Democrats see partisanship in GOP Pennsylvania district map

FILE - In this June 30, 2015, file photo, front from left to right, Pennsylvania state Sen. Jake Corman, R-Centre, state House Majority Leader Dave Reed, R-Indiana, state Senate President Pro Tempore Joseph Scarnati, R-Jefferson, and state Speaker of the House Mike Turzai, R-Allegheny, lead a news conference after Republican leaders engineered passage of state budget, liquor privatization and pension bills, at the state Capitol in Harrisburg, Pa. Republican leaders of the Pennsylvania Legislature say they've agreed to a proposed new map of congressional districts to replace one thrown out last month. The top-ranking House and Senate leaders say their map "complies fully" with directions from the state Supreme Court. They're providing it to the Democratic governor, who has until Thursday to say if he supports it. (AP Photo/Chris Knight, File)

Chris Knight

HARRISBURG — A map produced by Republican legislative leaders Friday made the state’s congressional district boundaries less obviously gerrymandered but the partisan lean of the plan remains, a researcher from the University of Florida said Monday.

Brian Amos, who is doing his Ph.D. research on redistricting, compared the voting patterns from the congressional districts used in the 2016 election — and ruled illegal by the state Supreme Court — with those in the districts proposed by the GOP plan.

The result: “It was pretty much the same,” Amos said.

Under the 2016 districts, President Donald Trump won in 12 of Pennsylvania’s 18 congressional districts. Under the proposed plan, Trump would still win in 12 districts, Amos said.

After the plan was released Friday, Gov. Tom Wolf said in a statement that his office would review the proposal in consultation with experts. Wolf has until Thursday to decide whether to accept the plan or reject it and leave it to the Supreme Court to decide how to redraw the congressional map.

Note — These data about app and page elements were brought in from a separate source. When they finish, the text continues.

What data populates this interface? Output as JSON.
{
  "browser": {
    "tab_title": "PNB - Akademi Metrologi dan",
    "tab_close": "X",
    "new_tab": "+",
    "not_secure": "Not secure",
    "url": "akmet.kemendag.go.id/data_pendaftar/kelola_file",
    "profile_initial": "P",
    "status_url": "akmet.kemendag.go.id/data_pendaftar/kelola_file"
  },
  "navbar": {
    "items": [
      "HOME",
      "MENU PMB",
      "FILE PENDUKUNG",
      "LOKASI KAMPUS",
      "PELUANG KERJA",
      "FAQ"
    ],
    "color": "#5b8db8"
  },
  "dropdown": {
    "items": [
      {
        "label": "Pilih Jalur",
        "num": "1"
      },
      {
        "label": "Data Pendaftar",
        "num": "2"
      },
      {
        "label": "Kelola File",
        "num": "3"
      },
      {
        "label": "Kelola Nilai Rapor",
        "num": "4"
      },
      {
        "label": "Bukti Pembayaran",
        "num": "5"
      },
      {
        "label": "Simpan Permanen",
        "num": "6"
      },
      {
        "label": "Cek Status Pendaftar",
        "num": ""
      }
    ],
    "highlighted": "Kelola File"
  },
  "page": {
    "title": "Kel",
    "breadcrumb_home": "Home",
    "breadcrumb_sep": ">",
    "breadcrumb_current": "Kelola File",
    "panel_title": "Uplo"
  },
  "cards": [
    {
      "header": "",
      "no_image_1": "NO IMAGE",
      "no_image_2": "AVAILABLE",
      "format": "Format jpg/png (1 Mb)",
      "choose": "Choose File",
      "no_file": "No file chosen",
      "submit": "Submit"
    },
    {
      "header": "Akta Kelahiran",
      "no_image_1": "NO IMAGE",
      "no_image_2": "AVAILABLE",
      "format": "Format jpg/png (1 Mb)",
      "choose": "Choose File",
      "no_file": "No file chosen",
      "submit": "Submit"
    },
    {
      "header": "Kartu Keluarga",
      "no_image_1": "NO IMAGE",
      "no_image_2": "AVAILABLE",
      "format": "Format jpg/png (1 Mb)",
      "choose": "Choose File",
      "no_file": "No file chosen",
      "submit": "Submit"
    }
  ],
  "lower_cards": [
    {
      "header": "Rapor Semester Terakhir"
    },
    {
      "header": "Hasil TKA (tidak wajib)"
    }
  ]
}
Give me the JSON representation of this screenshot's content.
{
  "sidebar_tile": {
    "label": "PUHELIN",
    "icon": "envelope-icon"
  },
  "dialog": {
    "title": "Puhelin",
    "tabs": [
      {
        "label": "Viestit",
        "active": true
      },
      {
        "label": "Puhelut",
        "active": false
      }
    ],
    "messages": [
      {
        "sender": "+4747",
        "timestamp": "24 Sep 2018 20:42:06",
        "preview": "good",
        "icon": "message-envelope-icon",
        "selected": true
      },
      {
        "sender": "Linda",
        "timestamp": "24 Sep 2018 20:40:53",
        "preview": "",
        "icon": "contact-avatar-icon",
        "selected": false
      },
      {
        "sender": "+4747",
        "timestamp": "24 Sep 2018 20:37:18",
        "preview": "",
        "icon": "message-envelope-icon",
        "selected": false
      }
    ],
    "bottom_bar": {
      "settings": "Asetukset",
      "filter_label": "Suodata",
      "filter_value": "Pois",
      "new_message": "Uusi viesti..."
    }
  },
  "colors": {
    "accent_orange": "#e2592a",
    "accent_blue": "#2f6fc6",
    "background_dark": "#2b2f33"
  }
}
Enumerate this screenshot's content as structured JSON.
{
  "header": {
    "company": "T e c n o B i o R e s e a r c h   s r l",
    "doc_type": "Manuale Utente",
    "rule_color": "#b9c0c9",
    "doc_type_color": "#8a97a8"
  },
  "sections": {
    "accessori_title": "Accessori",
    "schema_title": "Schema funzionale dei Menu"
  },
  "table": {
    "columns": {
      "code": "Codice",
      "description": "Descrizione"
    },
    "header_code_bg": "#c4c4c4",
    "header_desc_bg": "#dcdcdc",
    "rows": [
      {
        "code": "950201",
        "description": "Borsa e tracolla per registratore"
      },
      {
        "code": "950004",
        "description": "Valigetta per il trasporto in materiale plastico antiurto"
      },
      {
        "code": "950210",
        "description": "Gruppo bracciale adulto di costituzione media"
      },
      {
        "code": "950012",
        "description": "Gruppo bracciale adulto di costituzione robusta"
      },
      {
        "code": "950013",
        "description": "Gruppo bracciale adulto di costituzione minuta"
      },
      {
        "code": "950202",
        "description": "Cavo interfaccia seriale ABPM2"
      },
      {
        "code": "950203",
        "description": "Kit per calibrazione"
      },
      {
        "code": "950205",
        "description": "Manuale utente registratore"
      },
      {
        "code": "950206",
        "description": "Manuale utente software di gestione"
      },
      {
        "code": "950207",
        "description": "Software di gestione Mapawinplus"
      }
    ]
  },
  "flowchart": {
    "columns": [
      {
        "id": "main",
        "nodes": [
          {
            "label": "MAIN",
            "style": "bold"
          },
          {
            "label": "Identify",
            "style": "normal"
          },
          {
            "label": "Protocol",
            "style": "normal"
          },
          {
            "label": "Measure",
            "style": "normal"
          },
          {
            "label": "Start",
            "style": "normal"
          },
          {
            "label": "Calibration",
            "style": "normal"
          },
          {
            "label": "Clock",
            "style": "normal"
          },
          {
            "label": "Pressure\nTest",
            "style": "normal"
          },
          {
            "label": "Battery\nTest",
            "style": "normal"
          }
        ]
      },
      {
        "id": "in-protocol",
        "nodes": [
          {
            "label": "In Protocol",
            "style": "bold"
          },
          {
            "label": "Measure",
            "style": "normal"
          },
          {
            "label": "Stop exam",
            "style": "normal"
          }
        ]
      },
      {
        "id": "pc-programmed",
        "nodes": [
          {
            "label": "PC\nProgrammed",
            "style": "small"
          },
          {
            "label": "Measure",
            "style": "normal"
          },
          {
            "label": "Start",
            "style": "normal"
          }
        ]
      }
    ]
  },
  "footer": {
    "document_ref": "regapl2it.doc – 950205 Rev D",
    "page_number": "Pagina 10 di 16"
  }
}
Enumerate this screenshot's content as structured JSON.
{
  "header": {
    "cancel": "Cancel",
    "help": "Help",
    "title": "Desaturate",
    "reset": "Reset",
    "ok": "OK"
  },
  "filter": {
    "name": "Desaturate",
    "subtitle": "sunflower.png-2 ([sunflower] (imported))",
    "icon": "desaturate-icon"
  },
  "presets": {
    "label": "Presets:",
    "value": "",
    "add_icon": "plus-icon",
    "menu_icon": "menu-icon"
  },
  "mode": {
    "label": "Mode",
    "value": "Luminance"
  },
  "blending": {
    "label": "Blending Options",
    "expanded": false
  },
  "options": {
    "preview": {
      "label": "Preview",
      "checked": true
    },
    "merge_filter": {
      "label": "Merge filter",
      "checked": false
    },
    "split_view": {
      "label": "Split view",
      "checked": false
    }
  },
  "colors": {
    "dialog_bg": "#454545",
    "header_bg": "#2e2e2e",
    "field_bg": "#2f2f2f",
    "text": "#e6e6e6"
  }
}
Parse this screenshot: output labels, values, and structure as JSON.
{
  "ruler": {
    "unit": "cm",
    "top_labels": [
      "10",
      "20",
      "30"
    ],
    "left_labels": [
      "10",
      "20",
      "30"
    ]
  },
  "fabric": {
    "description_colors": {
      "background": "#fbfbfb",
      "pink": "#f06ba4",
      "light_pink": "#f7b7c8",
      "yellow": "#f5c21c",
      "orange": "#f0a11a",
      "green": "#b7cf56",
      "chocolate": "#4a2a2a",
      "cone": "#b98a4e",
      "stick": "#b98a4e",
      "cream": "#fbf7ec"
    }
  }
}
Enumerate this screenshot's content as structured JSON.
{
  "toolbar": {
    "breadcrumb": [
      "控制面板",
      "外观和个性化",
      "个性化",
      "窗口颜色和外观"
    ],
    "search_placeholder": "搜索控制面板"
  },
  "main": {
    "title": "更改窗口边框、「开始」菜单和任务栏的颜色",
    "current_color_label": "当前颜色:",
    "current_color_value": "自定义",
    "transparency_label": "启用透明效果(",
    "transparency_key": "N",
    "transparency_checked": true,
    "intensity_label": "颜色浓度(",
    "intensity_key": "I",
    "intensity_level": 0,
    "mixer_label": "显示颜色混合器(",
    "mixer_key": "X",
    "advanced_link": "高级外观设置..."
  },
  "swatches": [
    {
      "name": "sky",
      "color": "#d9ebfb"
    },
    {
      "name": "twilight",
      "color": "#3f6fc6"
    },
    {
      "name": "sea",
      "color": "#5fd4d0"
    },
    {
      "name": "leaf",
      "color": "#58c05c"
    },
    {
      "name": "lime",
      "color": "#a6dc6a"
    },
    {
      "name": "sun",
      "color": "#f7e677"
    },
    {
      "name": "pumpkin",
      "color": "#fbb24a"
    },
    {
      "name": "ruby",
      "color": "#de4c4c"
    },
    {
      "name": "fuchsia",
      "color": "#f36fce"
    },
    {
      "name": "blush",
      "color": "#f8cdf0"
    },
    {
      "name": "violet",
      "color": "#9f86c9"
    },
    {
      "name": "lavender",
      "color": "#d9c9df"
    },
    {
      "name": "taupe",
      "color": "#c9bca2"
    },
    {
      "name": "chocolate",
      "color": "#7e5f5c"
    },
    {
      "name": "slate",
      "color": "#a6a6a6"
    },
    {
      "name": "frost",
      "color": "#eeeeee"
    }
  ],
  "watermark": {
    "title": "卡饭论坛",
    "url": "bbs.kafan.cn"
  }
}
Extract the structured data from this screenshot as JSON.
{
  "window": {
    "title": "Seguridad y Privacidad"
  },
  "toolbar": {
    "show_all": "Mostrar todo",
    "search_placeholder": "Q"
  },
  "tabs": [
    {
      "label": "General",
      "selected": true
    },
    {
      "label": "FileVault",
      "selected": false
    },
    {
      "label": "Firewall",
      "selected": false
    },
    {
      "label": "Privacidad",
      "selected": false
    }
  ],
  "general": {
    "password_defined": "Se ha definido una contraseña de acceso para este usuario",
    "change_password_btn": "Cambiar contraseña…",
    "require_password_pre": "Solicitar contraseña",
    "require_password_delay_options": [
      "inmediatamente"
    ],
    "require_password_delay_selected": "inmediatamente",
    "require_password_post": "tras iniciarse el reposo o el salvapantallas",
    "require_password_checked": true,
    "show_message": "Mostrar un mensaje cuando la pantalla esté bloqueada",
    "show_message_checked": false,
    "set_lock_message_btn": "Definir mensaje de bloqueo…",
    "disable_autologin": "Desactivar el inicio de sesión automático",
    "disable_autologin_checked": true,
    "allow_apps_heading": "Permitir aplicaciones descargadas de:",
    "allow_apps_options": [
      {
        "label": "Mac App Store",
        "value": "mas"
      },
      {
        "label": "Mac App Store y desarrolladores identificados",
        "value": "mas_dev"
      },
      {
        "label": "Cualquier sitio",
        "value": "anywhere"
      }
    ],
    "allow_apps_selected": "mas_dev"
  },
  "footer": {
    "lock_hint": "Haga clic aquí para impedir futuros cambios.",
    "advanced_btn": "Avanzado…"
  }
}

Amos said he doesn’t see how any independent experts would conclude that this proposed map is acceptable.

“I would find that hard to believe,” he said.

The proposed plan would eliminate the notorious Goofy-kicking-Donald District appearance of the 7th Congressional District in southeastern Pennsylvania. Clinton won in the 7th District, but under the GOP’s new proposal, it would become a more Democratic-leaning district, he said. The incumbent in the 7th Congressional District, U.S. Rep. Pat Meehan, a Republican, has announced he is not seeking re-election.

Meehan is one of five incumbents not seeking re-election.

Democrats have jumped on the analysis by Amos and other experts to blast the plan.

“The map that Republicans put forward does practically nothing to fix the partisan gerrymandering that the Pennsylvania Supreme Court found violated the state’s constitution,” former U.S. Attorney General Eric Holder said in a statement released over the weekend. Holder is now leading the National Democratic Redistricting Committee, an effort to counteract Republican efforts to use the redistricting process to increase their majorities in Congress.

Pennsylvania is one of 12 states that the NDRC has targeted in 2018 with the group saying it hopes to help both Democratic Gov. Tom Wolf win re-election and Democratic lawmakers to win election in the General Assembly. The Republican Party has dominating majorities in both chambers of the state Legislature, which normally controls the process of redrawing the congressional boundaries.

The maps were designed to address the guidance provided by the Supreme Court regarding making the districts more compact and contiguous, Drew Crompton, chief of staff to Senate President Pro Tem Joe Scarnati, told reporters Friday night.

The Supreme Court had also criticized the number of counties and municipalities split between multiple congressional districts. The GOP proposal cuts the number of counties divided from 28 to 15 and the number of municipalities split by congressional districts from 68 to 17.

John Finnerty is the statehouse reporter for CNHI, the parent company of The Daily Item. Email comments to jfinnerty@cnhi.com. Follow Finnerty on Twitter @cnhipa.

This Week's Circulars